## EXERCISE INSTRUCTIONS
Set down the records again. Every word and mark must match exactly.
▼
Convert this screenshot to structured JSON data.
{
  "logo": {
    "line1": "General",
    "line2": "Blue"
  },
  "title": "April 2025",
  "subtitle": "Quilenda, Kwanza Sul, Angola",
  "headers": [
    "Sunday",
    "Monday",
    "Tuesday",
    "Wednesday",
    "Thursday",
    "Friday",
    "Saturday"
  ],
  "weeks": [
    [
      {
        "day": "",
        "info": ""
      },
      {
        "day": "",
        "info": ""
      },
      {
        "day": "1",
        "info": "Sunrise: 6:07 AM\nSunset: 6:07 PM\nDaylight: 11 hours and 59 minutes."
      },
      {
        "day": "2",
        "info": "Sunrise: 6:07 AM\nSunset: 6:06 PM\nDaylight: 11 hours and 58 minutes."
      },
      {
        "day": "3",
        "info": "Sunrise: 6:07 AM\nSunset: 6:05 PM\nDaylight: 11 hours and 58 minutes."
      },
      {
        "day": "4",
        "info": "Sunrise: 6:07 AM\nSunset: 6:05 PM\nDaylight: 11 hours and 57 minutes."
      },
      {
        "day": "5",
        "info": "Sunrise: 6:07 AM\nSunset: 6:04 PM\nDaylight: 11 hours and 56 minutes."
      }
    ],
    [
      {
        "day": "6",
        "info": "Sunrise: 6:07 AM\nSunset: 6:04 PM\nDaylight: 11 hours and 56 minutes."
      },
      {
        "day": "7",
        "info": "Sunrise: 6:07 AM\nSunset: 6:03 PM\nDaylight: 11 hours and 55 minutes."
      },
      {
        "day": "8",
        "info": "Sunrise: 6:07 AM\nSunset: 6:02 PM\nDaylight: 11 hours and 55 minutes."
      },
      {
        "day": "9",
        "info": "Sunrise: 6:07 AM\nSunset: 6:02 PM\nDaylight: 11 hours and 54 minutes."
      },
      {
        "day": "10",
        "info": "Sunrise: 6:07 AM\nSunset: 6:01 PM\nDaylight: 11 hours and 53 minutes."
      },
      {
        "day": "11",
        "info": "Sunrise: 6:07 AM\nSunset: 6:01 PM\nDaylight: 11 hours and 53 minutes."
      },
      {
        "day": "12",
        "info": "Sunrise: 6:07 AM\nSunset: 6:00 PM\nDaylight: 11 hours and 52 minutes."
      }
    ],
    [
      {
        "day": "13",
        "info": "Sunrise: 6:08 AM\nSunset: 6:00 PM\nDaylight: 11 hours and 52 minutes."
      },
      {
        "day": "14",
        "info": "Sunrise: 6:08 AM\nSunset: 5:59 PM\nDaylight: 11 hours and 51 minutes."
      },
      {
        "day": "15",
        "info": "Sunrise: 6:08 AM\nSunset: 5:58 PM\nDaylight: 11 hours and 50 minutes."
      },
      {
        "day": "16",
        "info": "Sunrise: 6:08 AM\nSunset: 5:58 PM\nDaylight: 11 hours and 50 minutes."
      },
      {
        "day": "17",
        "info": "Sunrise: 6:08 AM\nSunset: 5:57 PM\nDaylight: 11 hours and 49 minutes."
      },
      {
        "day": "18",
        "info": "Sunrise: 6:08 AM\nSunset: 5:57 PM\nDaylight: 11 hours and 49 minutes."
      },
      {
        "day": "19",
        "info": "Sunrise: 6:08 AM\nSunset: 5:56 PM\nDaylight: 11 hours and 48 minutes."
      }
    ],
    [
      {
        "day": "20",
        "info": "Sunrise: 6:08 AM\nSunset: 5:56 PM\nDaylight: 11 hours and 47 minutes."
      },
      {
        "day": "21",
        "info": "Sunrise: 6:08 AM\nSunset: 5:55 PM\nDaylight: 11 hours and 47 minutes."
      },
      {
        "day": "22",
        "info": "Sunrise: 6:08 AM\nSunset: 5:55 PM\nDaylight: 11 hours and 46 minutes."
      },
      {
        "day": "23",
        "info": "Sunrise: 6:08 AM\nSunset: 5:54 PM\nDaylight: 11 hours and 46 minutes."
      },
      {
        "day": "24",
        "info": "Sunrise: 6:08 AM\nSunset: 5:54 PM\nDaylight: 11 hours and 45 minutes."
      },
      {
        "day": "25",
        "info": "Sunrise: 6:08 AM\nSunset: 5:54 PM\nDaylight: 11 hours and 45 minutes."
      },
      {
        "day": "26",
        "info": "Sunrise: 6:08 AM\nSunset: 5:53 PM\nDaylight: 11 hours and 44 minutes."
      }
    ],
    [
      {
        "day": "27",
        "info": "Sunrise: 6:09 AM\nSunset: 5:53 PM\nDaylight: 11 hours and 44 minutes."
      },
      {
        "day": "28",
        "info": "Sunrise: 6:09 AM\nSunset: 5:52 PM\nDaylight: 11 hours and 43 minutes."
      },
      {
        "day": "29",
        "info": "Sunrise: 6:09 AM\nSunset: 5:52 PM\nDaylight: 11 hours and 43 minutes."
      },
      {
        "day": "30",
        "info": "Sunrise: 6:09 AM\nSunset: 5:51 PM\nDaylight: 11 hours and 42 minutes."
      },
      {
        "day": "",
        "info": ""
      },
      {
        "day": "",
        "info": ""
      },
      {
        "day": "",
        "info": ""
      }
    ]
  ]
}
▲
## ANSWER FOR THIS EXERCISE
Convert this screenshot to structured JSON data.
{
  "logo": {
    "line1": "General",
    "line2": "Blue"
  },
  "title": "April 2025",
  "subtitle": "Quilenda, Kwanza Sul, Angola",
  "headers": [
    "Sunday",
    "Monday",
    "Tuesday",
    "Wednesday",
    "Thursday",
    "Friday",
    "Saturday"
  ],
  "weeks": [
    [
      {
        "day": "",
        "info": ""
      },
      {
        "day": "",
        "info": ""
      },
      {
        "day": "1",
        "info": "Sunrise: 6:07 AM\nSunset: 6:07 PM\nDaylight: 11 hours and 59 minutes."
      },
      {
        "day": "2",
        "info": "Sunrise: 6:07 AM\nSunset: 6:06 PM\nDaylight: 11 hours and 58 minutes."
      },
      {
        "day": "3",
        "info": "Sunrise: 6:07 AM\nSunset: 6:05 PM\nDaylight: 11 hours and 58 minutes."
      },
      {
        "day": "4",
        "info": "Sunrise: 6:07 AM\nSunset: 6:05 PM\nDaylight: 11 hours and 57 minutes."
      },
      {
        "day": "5",
        "info": "Sunrise: 6:07 AM\nSunset: 6:04 PM\nDaylight: 11 hours and 56 minutes."
      }
    ],
    [
      {
        "day": "6",
        "info": "Sunrise: 6:07 AM\nSunset: 6:04 PM\nDaylight: 11 hours and 56 minutes."
      },
      {
        "day": "7",
        "info": "Sunrise: 6:07 AM\nSunset: 6:03 PM\nDaylight: 11 hours and 55 minutes."
      },
      {
        "day": "8",
        "info": "Sunrise: 6:07 AM\nSunset: 6:02 PM\nDaylight: 11 hours and 55 minutes."
      },
      {
        "day": "9",
        "info": "Sunrise: 6:07 AM\nSunset: 6:02 PM\nDaylight: 11 hours and 54 minutes."
      },
      {
        "day": "10",
        "info": "Sunrise: 6:07 AM\nSunset: 6:01 PM\nDaylight: 11 hours and 53 minutes."
      },
      {
        "day": "11",
        "info": "Sunrise: 6:07 AM\nSunset: 6:01 PM\nDaylight: 11 hours and 53 minutes."
      },
      {
        "day": "12",
        "info": "Sunrise: 6:07 AM\nSunset: 6:00 PM\nDaylight: 11 hours and 52 minutes."
      }
    ],
    [
      {
        "day": "13",
        "info": "Sunrise: 6:08 AM\nSunset: 6:00 PM\nDaylight: 11 hours and 52 minutes."
      },
      {
        "day": "14",
        "info": "Sunrise: 6:08 AM\nSunset: 5:59 PM\nDaylight: 11 hours and 51 minutes."
      },
      {
        "day": "15",
        "info": "Sunrise: 6:08 AM\nSunset: 5:58 PM\nDaylight: 11 hours and 50 minutes."
      },
      {
        "day": "16",
        "info": "Sunrise: 6:08 AM\nSunset: 5:58 PM\nDaylight: 11 hours and 50 minutes."
      },
      {
        "day": "17",
        "info": "Sunrise: 6:08 AM\nSunset: 5:57 PM\nDaylight: 11 hours and 49 minutes."
      },
      {
        "day": "18",
        "info": "Sunrise: 6:08 AM\nSunset: 5:57 PM\nDaylight: 11 hours and 49 minutes."
      },
      {
        "day": "19",
        "info": "Sunrise: 6:08 AM\nSunset: 5:56 PM\nDaylight: 11 hours and 48 minutes."
      }
    ],
    [
      {
        "day": "20",
        "info": "Sunrise: 6:08 AM\nSunset: 5:56 PM\nDaylight: 11 hours and 47 minutes."
      },
      {
        "day": "21",
        "info": "Sunrise: 6:08 AM\nSunset: 5:55 PM\nDaylight: 11 hours and 47 minutes."
      },
      {
        "day": "22",
        "info": "Sunrise: 6:08 AM\nSunset: 5:55 PM\nDaylight: 11 hours and 46 minutes."
      },
      {
        "day": "23",
        "info": "Sunrise: 6:08 AM\nSunset: 5:54 PM\nDaylight: 11 hours and 46 minutes."
      },
      {
        "day": "24",
        "info": "Sunrise: 6:08 AM\nSunset: 5:54 PM\nDaylight: 11 hours and 45 minutes."
      },
      {
        "day": "25",
        "info": "Sunrise: 6:08 AM\nSunset: 5:54 PM\nDaylight: 11 hours and 45 minutes."
      },
      {
        "day": "26",
        "info": "Sunrise: 6:08 AM\nSunset: 5:53 PM\nDaylight: 11 hours and 44 minutes."
      }
    ],
    [
      {
        "day": "27",
        "info": "Sunrise: 6:09 AM\nSunset: 5:53 PM\nDaylight: 11 hours and 44 minutes."
      },
      {
        "day": "28",
        "info": "Sunrise: 6:09 AM\nSunset: 5:52 PM\nDaylight: 11 hours and 43 minutes."
      },
      {
        "day": "29",
        "info": "Sunrise: 6:09 AM\nSunset: 5:52 PM\nDaylight: 11 hours and 43 minutes."
      },
      {
        "day": "30",
        "info": "Sunrise: 6:09 AM\nSunset: 5:51 PM\nDaylight: 11 hours and 42 minutes."
      },
      {
        "day": "",
        "info": ""
      },
      {
        "day": "",
        "info": ""
      },
      {
        "day": "",
        "info": ""
      }
    ]
  ]
}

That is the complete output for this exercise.